Overview of Nvidia
Founded in 1993, Nvidia (NVDA) is a leader in visual computing technologies. The company invented graphic processing units (or GPUs), which now sit in the systems of all electronic devices requiring visual processing such as mobiles, tablets, personal computers (or PCs), workstations, and game consoles.
This series will give you a detailed analysis of Nvidia, its business structure, its products, its key growth drivers, and its future opportunities.
History of Nvidia
Nvidia started its journey with a motive to build a microprocessor that supports full-motion video and stereo sound in PCs. The company launched its first multimedia accelerator, the NV1, in May 1995 with the help of wafer fabricator SGS-Thomson. The product caught the attention of video game manufacturer Sega of America, and Nvidia gained venture capital funding.
From a revenue of $158.2 million in 1999, when it went public, to a revenue of $4.7 billion in 2014, Nvidia is one of the fastest-growing companies in the semiconductor industry.

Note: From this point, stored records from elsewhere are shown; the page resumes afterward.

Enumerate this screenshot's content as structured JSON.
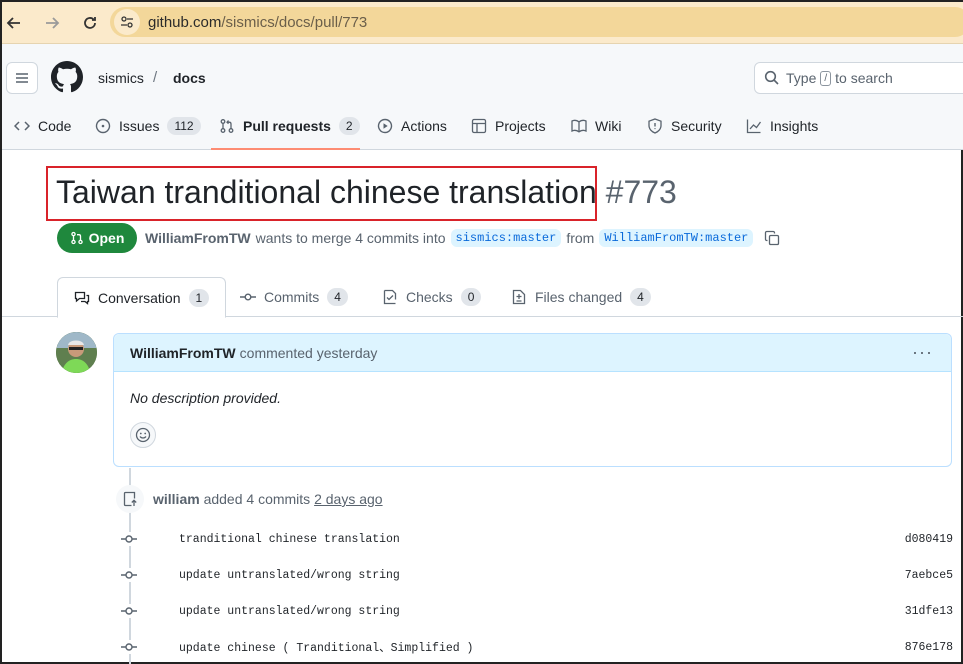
{
  "browser": {
    "url_host": "github.com",
    "url_path": "/sismics/docs/pull/773"
  },
  "header": {
    "owner": "sismics",
    "separator": "/",
    "repo": "docs",
    "search_prefix": "Type",
    "search_key": "/",
    "search_suffix": "to search"
  },
  "repo_nav": {
    "code": "Code",
    "issues": "Issues",
    "issues_count": "112",
    "pull_requests": "Pull requests",
    "pull_requests_count": "2",
    "actions": "Actions",
    "projects": "Projects",
    "wiki": "Wiki",
    "security": "Security",
    "insights": "Insights"
  },
  "pr": {
    "title": "Taiwan tranditional chinese translation",
    "number": "#773",
    "state": "Open",
    "author": "WilliamFromTW",
    "merge_text": "wants to merge 4 commits into",
    "base_branch": "sismics:master",
    "from_text": "from",
    "head_branch": "WilliamFromTW:master"
  },
  "tabs": {
    "conversation": "Conversation",
    "conversation_count": "1",
    "commits": "Commits",
    "commits_count": "4",
    "checks": "Checks",
    "checks_count": "0",
    "files_changed": "Files changed",
    "files_changed_count": "4"
  },
  "comment": {
    "author": "WilliamFromTW",
    "action": "commented yesterday",
    "body": "No description provided.",
    "menu": "···"
  },
  "timeline": {
    "author": "william",
    "action": "added 4 commits",
    "time": "2 days ago",
    "commits": [
      {
        "message": "tranditional chinese translation",
        "sha": "d080419"
      },
      {
        "message": "update untranslated/wrong string",
        "sha": "7aebce5"
      },
      {
        "message": "update untranslated/wrong string",
        "sha": "31dfe13"
      },
      {
        "message": "update chinese ( Tranditional、Simplified )",
        "sha": "876e178"
      }
    ]
  },
  "colors": {
    "browser_bar": "#fbeacb",
    "url_pill": "#f3d79a",
    "open_green": "#1f883d",
    "nav_underline": "#fd8c73",
    "highlight_red": "#d9232a",
    "branch_blue": "#0969da"
  }
}
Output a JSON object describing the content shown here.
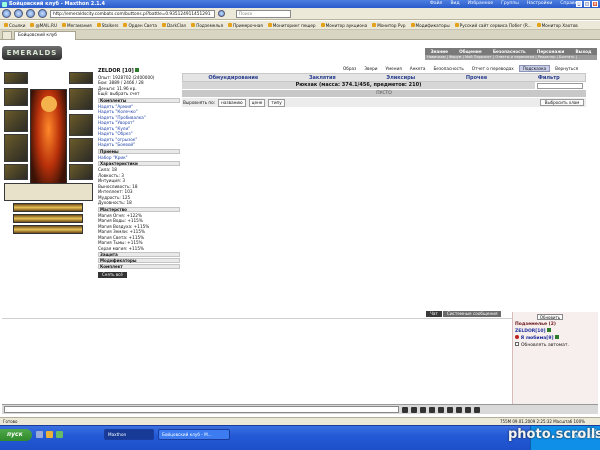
{
  "browser": {
    "title": "Бойцовский клуб - Maxthon 2.1.4",
    "menus": [
      "Файл",
      "Вид",
      "Избранное",
      "Группы",
      "Настройки",
      "Справка"
    ],
    "url": "http://emeraldscity.combats.com/buttons.pl?battle=0.935124911451291",
    "search_placeholder": "Поиск"
  },
  "bookmarks": [
    "Ссылки",
    "@MAIL.RU",
    "Мегамания",
    "Stalkers",
    "Орден Света",
    "DarkClan",
    "Подземелья",
    "Примерочная",
    "Мониторинг пещер",
    "Монитор аукциона",
    "Монитор Pvp",
    "Модификаторы",
    "Русский сайт сервиса Побег (R...",
    "Монитор Хаотов"
  ],
  "tab": {
    "label": "Бойцовский клуб"
  },
  "game": {
    "logo": "EMERALDS",
    "topmenu": [
      "Знание",
      "Общение",
      "Безопасность",
      "Персонажи",
      "Выход"
    ],
    "topmenu2": "Новичкам | Форум | Мой Паролист | Ответы и переписка | Редактор | Болтать |",
    "subnav": [
      "Образ",
      "Звери",
      "Умения",
      "Анкета",
      "Безопасность",
      "Отчет о переводах",
      "Подсказка",
      "Вернуться"
    ],
    "shoptabs": [
      "Обмундирование",
      "Заклятия",
      "Эликсиры",
      "Прочее",
      "Фильтр"
    ],
    "backpack": "Рюкзак (масса: 374.1/456, предметов: 210)",
    "empty": "ПУСТО",
    "align_label": "Выровнять по:",
    "align_buttons": [
      "названию",
      "цене",
      "типу"
    ],
    "throw_all": "Выбросить хлам"
  },
  "character": {
    "name": "ZELDOR",
    "level": "[10]",
    "lines": [
      "Опыт: 1928702 (2400000)",
      "Бои: 3889 / 2466 / 28",
      "Деньги: 11.96 кр.",
      "Ещё: выбрать счет"
    ],
    "sections": [
      "Комплекты",
      "Характеристики",
      "Модификаторы",
      "Защита",
      "Комплект"
    ],
    "sets": [
      "Надеть \"Армия\"",
      "Надеть \"Колечко\"",
      "Надеть \"Пробивалка\"",
      "Надеть \"Уворот\"",
      "Надеть \"Кули\"",
      "Надеть \"Обрез\"",
      "Надеть \"огрызок\"",
      "Надеть \"Боевой\""
    ],
    "skills": [
      "Сила: 18",
      "Ловкость: 3",
      "Интуиция: 3",
      "Выносливость: 18",
      "Интеллект: 103",
      "Мудрость: 125",
      "Духовность: 18"
    ],
    "mastery": [
      "Мастерство",
      "Магия Огня: +122%",
      "Магия Воды: +115%",
      "Магия Воздуха: +115%",
      "Магия Земли: +115%",
      "Магия Света: +115%",
      "Магия Тьмы: +115%",
      "Серая магия: +115%"
    ],
    "priem": "Приемы",
    "set_name": "Набор \"Крик\"",
    "leave": "Снять всё"
  },
  "chat": {
    "tabs": [
      "Чат",
      "Системные сообщения"
    ],
    "refresh": "Обновить",
    "room": "Подземелье (2)",
    "players": [
      "ZELDOR[10]",
      "Я любима[9]"
    ],
    "autorefresh": "Обновлять автомат."
  },
  "status": {
    "left": "Готово",
    "right": "755M  09.01.2009 2:25:32  Масштаб 100%"
  },
  "taskbar": {
    "start": "пуск",
    "tasks": [
      "Бойцовский клуб - M...",
      "Maxthon"
    ],
    "time": "2:25",
    "date": "09.01.2009"
  },
  "watermark": "photo.scrolls.ru"
}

The company’s growth accelerated from 2000 onward as it acquired several small companies such as 3dfx, MediaQ, and Ageia and introduced several products such as CUDA architecture, the Tesla GPU, and the Tegra mobile processor.
Nvidia has adopted a fabless business model, which means it concentrates on product designing and marketing. The company has partnered with TSMC (TSM) and Samsung (SSNLF) to manufacture chips. The company’s research and development efforts are focused in five areas:
- It expands its products to enhance user experience.
- It expands its products in the mobile and cloud computing platform to enable users to access games, movies, and software on any device, anywhere.
- It develops an architecture to leverage GPUs’ parallel processing capabilities.
- It protects intellectual property and licenses it to others. It entered into a six-year cross-licensing agreement with Intel (INTC) in 2011, which generates $1.5 billion annually in licensing revenue.
- It creates visual computing platforms in the gaming, enterprise, high-performance computing and cloud, and automotive sectors.
In the next part of the series, we’ll look at the company’s product portfolio and customer base. The iShares Russell 1000 Value ETF (IWD) has 3.4% exposure in the software industry. It has a 0.18% holding in Nvidia.